By Tricia Kimmel
Kimmel Ranch and a neighboring operation, the Louie Petrie Ranch, were recently asked by Ranchers Stewardship Alliance based at Malta, Montana to host an on-site tour showcasing some of the changes and practices we implement here on the prairies of the Big Flat. We were blown away by the interest and attendance for this tour! If you weren’t aware, Turner, America is not along any main roads to anyplace except maybe Saskatchewan, Canada, (we’re not even on Highway 2) so to see this turnout from folks 10 to 500 miles away was both super encouraging and humbling. The events of this day called attention to the unseen and far-reaching impacts we humans make. I’ll circle back to this in a minute.
The order of the day included a presentation by the Obrecht family at Louie Petrie Ranch detailing their efforts to manage their grazing lands using Vence electronic grazing collars, which is an emerging technology in the cattle industry. The presentation at ranch headquarters was followed by a field trip to see the towers and collars in use, as well as a stop to observe a bale grazing site from last winter. Following lunch and networking at Obrechts’, the group motored south to our ranch where PJ, myself, and Cora showcased a list of things including our transition to a yearling enterprise, rangeland monitoring, cover crops’ role in grazing and soil health, as well as our experiences with direct beef marketing. The crowd was served Wholesome Beef Direct burgers for supper along with salads and sides sourced from right here in our local community prior to the bus and attendees departing for home.
Much of the discussion at both ranches centered around “soil health”, “biology”, “bugs beneath the soil” and similar concepts—all invisible to the naked eye. So, this morning, the squeaky gears in my brain really started turning when the following Bible verse 2 Cor. 4:18 (CEB) popped up in my daily study: “We don’t focus on the things that can be seen but on the things that can’t be seen. The things that can be seen don’t last, but the things that can’t be seen are eternal.”
Now, the apostle Paul wasn’t exactly referring to soil health and farming and ranching. But could he have been? If there’s one thing I’ve learned about scripture, it’s that there’s always more than one application for it.
While PJ and I are fiercely committed to our ideals, the day-to-day function of it all can cloud our vision from time to time. I suppose it’s human nature for daily work to sometimes feel mundane. After spending yesterday with so many people invested in a similar mission to ours, however, we are re-encouraged. Encouraged that even when we can’t easily see the benefits, they are there. Encouraged because it matters. It matters not only to our family, but it matters to others. It matters to folks in our backyard and to folks across the country. And even more importantly, it matters to the generations who will be inheriting this land next and a couple hundred years from now.

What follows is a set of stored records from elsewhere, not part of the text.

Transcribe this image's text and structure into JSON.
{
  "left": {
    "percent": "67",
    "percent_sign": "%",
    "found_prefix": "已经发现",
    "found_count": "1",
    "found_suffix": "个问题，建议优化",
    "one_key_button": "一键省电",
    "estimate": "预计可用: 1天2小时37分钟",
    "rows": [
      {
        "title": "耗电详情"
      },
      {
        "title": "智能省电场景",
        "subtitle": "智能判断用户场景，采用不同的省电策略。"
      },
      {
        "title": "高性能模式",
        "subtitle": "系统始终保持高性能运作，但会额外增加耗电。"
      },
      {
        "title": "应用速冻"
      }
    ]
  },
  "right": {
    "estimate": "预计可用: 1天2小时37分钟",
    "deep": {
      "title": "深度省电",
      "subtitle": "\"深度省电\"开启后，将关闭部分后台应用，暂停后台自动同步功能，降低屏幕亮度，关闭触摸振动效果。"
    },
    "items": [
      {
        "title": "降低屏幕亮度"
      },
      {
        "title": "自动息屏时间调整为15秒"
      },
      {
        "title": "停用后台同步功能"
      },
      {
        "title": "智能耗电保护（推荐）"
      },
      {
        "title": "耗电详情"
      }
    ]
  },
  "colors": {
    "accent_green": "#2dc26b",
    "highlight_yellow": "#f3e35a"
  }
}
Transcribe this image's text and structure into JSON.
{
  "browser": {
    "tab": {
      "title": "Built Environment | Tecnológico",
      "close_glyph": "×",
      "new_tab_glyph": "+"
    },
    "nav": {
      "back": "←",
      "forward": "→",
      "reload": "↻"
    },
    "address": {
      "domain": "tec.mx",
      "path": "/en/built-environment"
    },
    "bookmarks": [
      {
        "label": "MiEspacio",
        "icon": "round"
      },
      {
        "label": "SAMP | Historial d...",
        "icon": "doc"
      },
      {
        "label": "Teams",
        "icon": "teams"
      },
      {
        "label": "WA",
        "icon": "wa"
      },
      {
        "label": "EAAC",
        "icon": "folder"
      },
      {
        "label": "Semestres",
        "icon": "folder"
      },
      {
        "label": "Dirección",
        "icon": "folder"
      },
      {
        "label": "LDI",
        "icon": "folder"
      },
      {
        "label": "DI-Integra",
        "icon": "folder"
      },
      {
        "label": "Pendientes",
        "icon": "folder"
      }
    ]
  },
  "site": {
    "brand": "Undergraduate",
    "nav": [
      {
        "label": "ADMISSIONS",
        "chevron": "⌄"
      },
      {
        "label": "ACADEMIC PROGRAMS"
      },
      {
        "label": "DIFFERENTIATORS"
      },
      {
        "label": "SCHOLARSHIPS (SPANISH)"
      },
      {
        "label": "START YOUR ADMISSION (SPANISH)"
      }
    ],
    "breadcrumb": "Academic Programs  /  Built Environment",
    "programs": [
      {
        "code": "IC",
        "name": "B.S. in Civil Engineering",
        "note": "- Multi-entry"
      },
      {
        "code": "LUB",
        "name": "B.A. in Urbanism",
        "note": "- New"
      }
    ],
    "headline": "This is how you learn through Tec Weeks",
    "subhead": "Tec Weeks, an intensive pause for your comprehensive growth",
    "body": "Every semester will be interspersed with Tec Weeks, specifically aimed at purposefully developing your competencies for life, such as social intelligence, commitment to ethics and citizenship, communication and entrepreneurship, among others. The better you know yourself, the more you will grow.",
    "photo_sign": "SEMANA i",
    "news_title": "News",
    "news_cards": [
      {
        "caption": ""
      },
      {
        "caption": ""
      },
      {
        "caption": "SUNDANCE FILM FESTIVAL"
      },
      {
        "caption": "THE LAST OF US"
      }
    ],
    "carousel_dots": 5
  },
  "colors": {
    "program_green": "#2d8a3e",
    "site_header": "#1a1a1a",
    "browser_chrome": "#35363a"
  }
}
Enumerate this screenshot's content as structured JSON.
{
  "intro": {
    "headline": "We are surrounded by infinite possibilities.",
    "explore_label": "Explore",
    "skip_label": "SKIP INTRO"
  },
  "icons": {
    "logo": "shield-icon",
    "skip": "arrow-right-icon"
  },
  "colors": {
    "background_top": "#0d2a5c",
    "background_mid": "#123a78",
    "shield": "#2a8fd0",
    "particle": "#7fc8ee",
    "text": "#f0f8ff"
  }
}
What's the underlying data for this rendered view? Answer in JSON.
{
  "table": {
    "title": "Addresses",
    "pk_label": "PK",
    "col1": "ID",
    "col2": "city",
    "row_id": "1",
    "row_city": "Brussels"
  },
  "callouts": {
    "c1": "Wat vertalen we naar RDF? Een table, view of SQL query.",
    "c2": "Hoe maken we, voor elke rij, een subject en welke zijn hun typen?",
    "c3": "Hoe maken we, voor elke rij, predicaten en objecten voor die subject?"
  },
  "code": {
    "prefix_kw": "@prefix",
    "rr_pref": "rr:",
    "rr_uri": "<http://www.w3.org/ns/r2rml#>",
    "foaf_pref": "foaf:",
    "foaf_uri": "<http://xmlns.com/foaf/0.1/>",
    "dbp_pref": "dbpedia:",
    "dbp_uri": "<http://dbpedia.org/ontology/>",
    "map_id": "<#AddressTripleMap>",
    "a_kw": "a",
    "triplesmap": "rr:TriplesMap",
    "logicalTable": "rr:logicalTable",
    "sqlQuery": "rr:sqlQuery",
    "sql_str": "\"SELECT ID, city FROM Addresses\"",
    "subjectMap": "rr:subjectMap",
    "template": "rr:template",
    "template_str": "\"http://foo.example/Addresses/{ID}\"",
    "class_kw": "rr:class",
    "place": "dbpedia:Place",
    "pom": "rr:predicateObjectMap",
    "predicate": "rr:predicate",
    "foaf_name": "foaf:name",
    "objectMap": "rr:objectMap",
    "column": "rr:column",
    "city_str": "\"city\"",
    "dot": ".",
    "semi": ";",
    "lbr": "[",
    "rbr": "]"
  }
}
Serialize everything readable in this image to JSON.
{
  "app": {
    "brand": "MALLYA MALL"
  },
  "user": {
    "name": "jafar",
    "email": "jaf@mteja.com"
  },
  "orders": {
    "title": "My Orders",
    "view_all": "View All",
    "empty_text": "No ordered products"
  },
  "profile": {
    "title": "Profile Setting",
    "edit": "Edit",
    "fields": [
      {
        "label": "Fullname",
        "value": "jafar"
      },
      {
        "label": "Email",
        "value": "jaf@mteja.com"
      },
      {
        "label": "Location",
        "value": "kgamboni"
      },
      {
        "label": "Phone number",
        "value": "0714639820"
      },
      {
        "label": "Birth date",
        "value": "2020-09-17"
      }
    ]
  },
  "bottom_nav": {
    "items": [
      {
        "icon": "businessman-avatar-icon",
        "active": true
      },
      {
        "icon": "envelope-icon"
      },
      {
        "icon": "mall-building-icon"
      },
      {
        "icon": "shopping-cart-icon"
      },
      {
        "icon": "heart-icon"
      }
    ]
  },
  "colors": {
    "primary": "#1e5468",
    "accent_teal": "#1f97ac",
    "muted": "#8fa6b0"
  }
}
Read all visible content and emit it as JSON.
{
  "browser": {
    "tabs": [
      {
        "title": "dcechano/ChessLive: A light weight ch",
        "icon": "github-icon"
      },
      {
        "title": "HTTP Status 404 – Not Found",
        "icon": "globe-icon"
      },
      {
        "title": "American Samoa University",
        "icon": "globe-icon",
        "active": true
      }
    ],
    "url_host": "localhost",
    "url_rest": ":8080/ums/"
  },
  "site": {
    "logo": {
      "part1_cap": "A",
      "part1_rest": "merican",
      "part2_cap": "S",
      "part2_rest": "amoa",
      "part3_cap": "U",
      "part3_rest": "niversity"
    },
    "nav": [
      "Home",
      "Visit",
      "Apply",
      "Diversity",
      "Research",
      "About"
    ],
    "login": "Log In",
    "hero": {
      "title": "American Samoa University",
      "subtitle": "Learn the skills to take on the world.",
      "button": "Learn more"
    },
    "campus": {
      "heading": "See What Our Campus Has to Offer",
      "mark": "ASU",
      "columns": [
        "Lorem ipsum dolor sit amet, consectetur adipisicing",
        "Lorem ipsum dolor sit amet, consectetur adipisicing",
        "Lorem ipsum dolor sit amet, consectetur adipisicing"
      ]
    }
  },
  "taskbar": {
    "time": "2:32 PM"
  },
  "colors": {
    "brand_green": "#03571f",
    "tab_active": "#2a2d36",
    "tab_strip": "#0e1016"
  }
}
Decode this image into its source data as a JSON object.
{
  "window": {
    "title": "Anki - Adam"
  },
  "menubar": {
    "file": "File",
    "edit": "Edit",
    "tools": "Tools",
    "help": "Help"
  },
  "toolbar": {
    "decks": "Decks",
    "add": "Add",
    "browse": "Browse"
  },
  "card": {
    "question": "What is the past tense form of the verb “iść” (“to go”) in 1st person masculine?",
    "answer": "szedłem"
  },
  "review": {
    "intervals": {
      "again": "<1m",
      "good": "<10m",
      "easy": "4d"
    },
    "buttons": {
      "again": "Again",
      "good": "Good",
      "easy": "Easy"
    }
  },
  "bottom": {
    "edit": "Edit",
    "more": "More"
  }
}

Thank you to everyone who had a part in making this day roll off without issue and for inviting us to participate: Ranch Stewardship Alliance, Louie Petrie Ranch and the Obrecht family, Blaine County Conservation District, Western Sustainability Exchange, and mostly, everyone who took time out to travel north to “south Canada” and visit us. We’re just a bunch of cattlemen doing what we can, but we hope we shared something of value for all who attended.